About 15% of U.S. iTunes users are willing to pay at least $10 per month for a music-subscription service, according to a new study by the NPD Group. The report, which concludes that between 7 million and 8 million users have a strong interest in a paid-plan with Apple, suggests that consumers are becoming more and more interested in streaming services and having Web or mobile access to their music libraries. And even though cloud-based Spotify has already built a hugely successful streaming service in Europe, Apple's entrance into subscription-based music could crush Spotify's plans for its upcoming launch in the U.S. market.
Since 2008, iTunes has been the top music retailer in America ahead of both Best Buy and Walmart, and it's estimated that Apple owns approximately 70% of the digital music market. Spotify, on the other hand, has gained almost 7 million users in Europe, but the majority of them access only its free service. A subscription service from Apple, NPD's report shows, would capture as many if not more users than Spotify, all of whom would be willing to pay a monthly fee for a subscription.

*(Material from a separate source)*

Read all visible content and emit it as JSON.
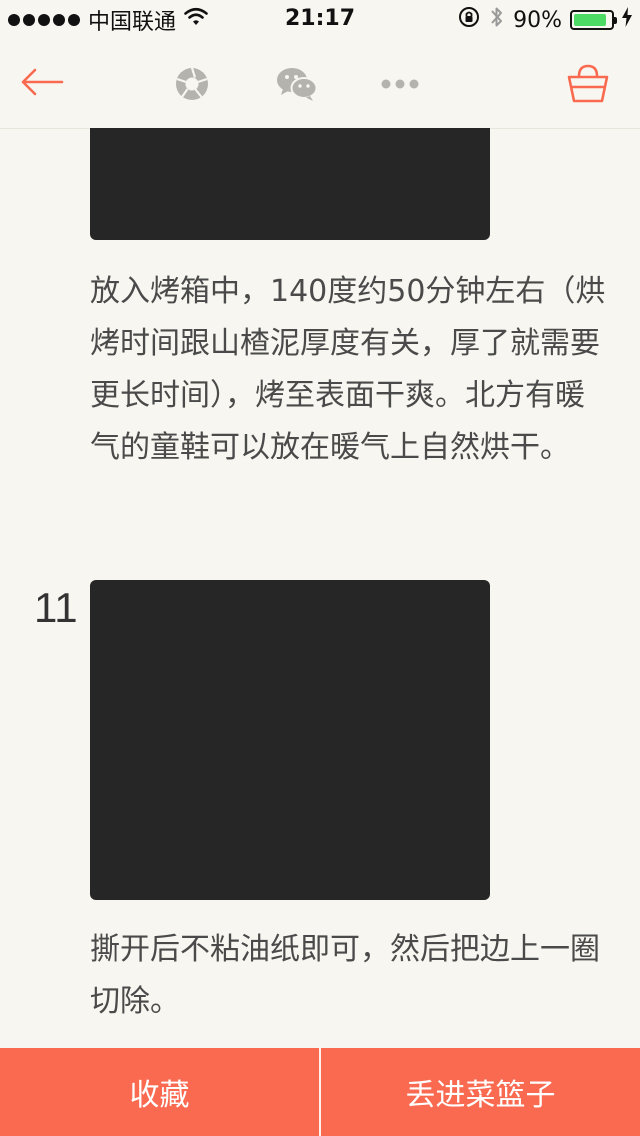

Record labels are also becoming increasingly skeptical of music services like Pandora and Spotify. Edgar Bronfman, CEO of Warner Music Group, said in an earnings call recently that WMG would no longer support ad-based music streaming services. And one report from Sweden claimed that Lady Gaga earned only $167 for 1 million streams of her single "Poker Face" on Spotify. If Apple can prove to the major labels that it can offer a financially viable subscription-based streaming service, there should be no question that WMG, Sony, EMI, and Universal would all sign on with the more established company.

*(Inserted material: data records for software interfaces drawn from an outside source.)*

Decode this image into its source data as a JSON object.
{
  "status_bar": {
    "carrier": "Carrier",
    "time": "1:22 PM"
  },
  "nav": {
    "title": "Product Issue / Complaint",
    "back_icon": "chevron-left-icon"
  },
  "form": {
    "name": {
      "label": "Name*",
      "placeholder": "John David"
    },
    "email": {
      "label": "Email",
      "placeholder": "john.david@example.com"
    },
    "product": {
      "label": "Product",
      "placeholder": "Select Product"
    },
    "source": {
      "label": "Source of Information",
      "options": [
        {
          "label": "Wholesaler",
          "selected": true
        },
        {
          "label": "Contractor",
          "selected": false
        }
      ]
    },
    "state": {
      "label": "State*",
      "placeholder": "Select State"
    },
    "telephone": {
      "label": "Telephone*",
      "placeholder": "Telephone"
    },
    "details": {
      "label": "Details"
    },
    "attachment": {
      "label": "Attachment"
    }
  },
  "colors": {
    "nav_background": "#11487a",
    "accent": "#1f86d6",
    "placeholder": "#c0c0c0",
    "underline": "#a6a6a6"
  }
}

Certainly, NPD Group's report indicates that Apple's service would be financially viable. With up to 8 million users willing to pay a monthly fee of $10, that would bring in an additional $960 million to iTunes' already lucrative music store. Watch your back, Spotify.